Task inputs –
####

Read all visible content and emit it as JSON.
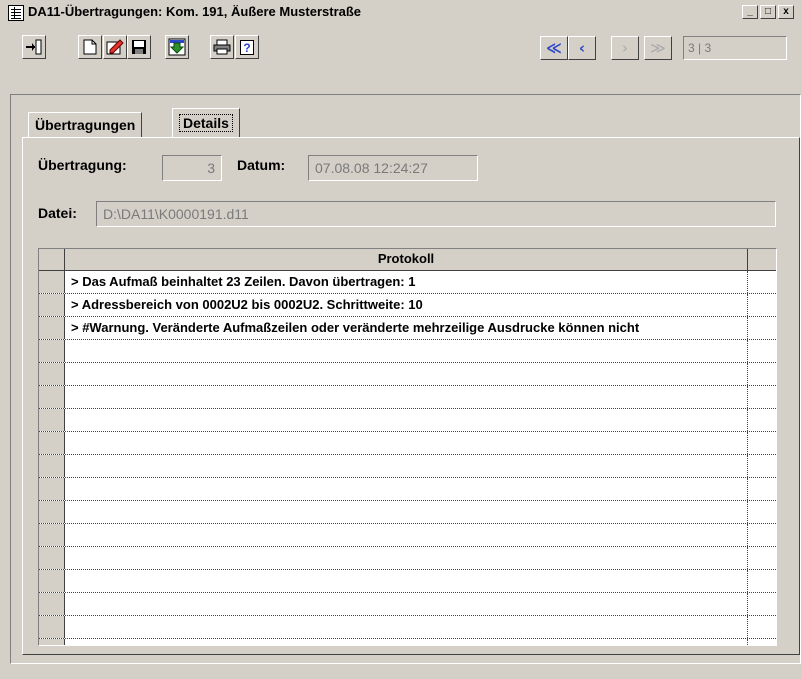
{
  "window": {
    "title": "DA11-Übertragungen: Kom. 191, Äußere Musterstraße"
  },
  "title_buttons": [
    "_",
    "□",
    "x"
  ],
  "toolbar": {
    "buttons": [
      "exit-icon",
      "new-document-icon",
      "edit-document-icon",
      "save-disk-icon",
      "import-icon",
      "print-icon",
      "help-icon"
    ],
    "help_label": "?"
  },
  "navigation": {
    "first": "≪",
    "prev": "‹",
    "next": "›",
    "last": "≫",
    "record": "3 | 3"
  },
  "tabs": [
    {
      "label": "Übertragungen",
      "active": false
    },
    {
      "label": "Details",
      "active": true
    }
  ],
  "details": {
    "uebertragung_label": "Übertragung:",
    "uebertragung_value": "3",
    "datum_label": "Datum:",
    "datum_value": "07.08.08 12:24:27",
    "datei_label": "Datei:",
    "datei_value": "D:\\DA11\\K0000191.d11"
  },
  "grid": {
    "header": "Protokoll",
    "rows": [
      "> Das Aufmaß beinhaltet 23 Zeilen. Davon übertragen: 1",
      "> Adressbereich von 0002U2 bis 0002U2. Schrittweite: 10",
      "> #Warnung. Veränderte Aufmaßzeilen oder veränderte mehrzeilige Ausdrucke können nicht",
      "",
      "",
      "",
      "",
      "",
      "",
      "",
      "",
      "",
      "",
      "",
      "",
      "",
      ""
    ]
  },
  "colors": {
    "face": "#d4d0c8",
    "shadow": "#808080",
    "highlight": "#ffffff",
    "nav_active": "#2b46c8",
    "save_accent": "#e0352b",
    "import_accent": "#2f8f2f"
  }
}
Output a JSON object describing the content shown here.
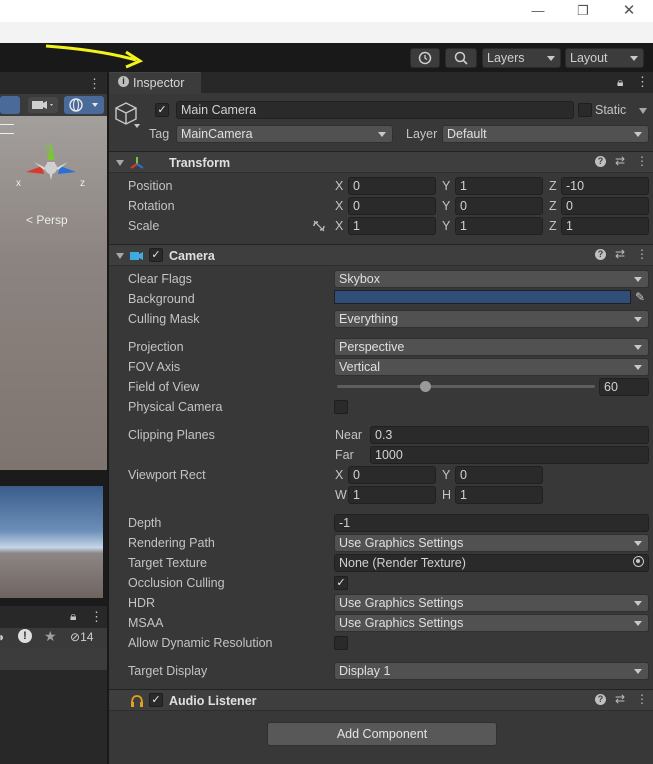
{
  "window": {
    "minimize": "—",
    "maximize": "❐",
    "close": "✕"
  },
  "toolbar": {
    "layers_label": "Layers",
    "layout_label": "Layout"
  },
  "scene": {
    "persp_label": "Persp",
    "gizmo_y": "y",
    "gizmo_x": "x",
    "gizmo_z": "z"
  },
  "project": {
    "hidden_count": "14"
  },
  "inspector": {
    "tab_label": "Inspector",
    "object_name": "Main Camera",
    "static_label": "Static",
    "tag_label": "Tag",
    "tag_value": "MainCamera",
    "layer_label": "Layer",
    "layer_value": "Default",
    "active_checked": true
  },
  "transform": {
    "title": "Transform",
    "rows": [
      {
        "label": "Position",
        "x": "0",
        "y": "1",
        "z": "-10"
      },
      {
        "label": "Rotation",
        "x": "0",
        "y": "0",
        "z": "0"
      },
      {
        "label": "Scale",
        "x": "1",
        "y": "1",
        "z": "1"
      }
    ],
    "axis_x": "X",
    "axis_y": "Y",
    "axis_z": "Z"
  },
  "camera": {
    "title": "Camera",
    "clear_flags_label": "Clear Flags",
    "clear_flags_value": "Skybox",
    "background_label": "Background",
    "background_color": "#314d79",
    "culling_mask_label": "Culling Mask",
    "culling_mask_value": "Everything",
    "projection_label": "Projection",
    "projection_value": "Perspective",
    "fov_axis_label": "FOV Axis",
    "fov_axis_value": "Vertical",
    "fov_label": "Field of View",
    "fov_value": "60",
    "fov_slider_fraction": 0.34,
    "physical_label": "Physical Camera",
    "clipping_label": "Clipping Planes",
    "near_label": "Near",
    "near_value": "0.3",
    "far_label": "Far",
    "far_value": "1000",
    "viewport_label": "Viewport Rect",
    "vx_label": "X",
    "vx_value": "0",
    "vy_label": "Y",
    "vy_value": "0",
    "vw_label": "W",
    "vw_value": "1",
    "vh_label": "H",
    "vh_value": "1",
    "depth_label": "Depth",
    "depth_value": "-1",
    "rendering_path_label": "Rendering Path",
    "rendering_path_value": "Use Graphics Settings",
    "target_texture_label": "Target Texture",
    "target_texture_value": "None (Render Texture)",
    "occlusion_label": "Occlusion Culling",
    "hdr_label": "HDR",
    "hdr_value": "Use Graphics Settings",
    "msaa_label": "MSAA",
    "msaa_value": "Use Graphics Settings",
    "dynres_label": "Allow Dynamic Resolution",
    "target_display_label": "Target Display",
    "target_display_value": "Display 1"
  },
  "audio_listener": {
    "title": "Audio Listener"
  },
  "add_component_label": "Add Component"
}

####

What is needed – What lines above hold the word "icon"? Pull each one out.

Task solution –
      "exit-icon",
      "new-document-icon",
      "edit-document-icon",
      "save-disk-icon",
      "import-icon",
      "print-icon",
      "help-icon"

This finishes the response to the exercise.